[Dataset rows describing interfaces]
+===+

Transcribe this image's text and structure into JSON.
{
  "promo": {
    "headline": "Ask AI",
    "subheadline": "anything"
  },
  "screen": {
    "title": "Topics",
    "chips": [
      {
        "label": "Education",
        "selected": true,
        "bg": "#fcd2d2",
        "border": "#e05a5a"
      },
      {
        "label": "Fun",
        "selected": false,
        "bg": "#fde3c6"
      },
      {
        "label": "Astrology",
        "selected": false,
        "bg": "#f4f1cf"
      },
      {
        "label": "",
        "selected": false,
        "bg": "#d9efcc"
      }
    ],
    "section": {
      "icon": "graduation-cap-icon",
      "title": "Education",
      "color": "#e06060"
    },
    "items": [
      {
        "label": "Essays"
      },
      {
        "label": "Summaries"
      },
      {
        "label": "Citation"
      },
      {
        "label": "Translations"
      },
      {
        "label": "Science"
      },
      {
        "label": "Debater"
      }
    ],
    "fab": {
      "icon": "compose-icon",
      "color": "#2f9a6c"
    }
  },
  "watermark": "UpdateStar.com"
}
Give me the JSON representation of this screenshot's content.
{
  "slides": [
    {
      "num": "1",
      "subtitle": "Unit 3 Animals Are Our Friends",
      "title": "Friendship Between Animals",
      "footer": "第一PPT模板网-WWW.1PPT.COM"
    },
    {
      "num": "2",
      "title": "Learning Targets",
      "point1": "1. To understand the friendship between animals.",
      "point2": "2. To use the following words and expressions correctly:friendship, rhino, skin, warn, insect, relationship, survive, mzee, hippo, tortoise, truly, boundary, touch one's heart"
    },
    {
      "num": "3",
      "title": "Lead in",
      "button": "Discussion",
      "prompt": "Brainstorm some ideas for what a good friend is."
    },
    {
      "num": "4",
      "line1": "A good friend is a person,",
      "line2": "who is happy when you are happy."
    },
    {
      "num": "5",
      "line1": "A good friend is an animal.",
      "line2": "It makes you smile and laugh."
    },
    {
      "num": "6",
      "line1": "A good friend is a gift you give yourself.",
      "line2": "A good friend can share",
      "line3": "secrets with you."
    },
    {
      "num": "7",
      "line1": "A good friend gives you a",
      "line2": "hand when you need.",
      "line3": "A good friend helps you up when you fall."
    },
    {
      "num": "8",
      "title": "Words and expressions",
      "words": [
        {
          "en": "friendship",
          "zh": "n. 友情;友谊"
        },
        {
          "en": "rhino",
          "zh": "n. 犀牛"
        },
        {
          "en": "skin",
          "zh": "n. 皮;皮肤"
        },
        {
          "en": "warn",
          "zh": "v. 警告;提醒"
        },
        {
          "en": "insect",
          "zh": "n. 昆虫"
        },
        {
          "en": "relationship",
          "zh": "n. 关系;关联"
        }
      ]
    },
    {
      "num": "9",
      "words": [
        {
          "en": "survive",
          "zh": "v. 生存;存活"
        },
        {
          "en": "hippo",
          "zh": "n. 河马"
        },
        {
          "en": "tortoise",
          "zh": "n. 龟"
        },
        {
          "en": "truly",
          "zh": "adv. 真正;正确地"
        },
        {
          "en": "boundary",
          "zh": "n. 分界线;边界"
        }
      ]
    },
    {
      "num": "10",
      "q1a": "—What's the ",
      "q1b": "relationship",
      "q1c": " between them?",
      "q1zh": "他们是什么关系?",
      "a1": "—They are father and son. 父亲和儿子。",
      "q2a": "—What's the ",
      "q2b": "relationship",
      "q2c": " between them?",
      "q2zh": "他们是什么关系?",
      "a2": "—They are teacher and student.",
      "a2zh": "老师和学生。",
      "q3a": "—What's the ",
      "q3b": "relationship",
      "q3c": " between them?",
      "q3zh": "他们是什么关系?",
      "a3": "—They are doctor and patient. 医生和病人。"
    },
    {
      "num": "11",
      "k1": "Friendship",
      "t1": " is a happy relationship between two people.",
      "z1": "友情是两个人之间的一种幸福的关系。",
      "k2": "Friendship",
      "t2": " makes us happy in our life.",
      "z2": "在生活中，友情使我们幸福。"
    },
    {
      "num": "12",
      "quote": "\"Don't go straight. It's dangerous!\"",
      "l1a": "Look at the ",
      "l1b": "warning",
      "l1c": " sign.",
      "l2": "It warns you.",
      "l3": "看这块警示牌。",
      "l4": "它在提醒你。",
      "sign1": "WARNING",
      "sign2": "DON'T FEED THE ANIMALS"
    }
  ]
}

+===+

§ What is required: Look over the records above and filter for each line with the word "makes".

§ Finished task:
      "line2": "It makes you smile and laugh."
      "t2": " makes us happy in our life.",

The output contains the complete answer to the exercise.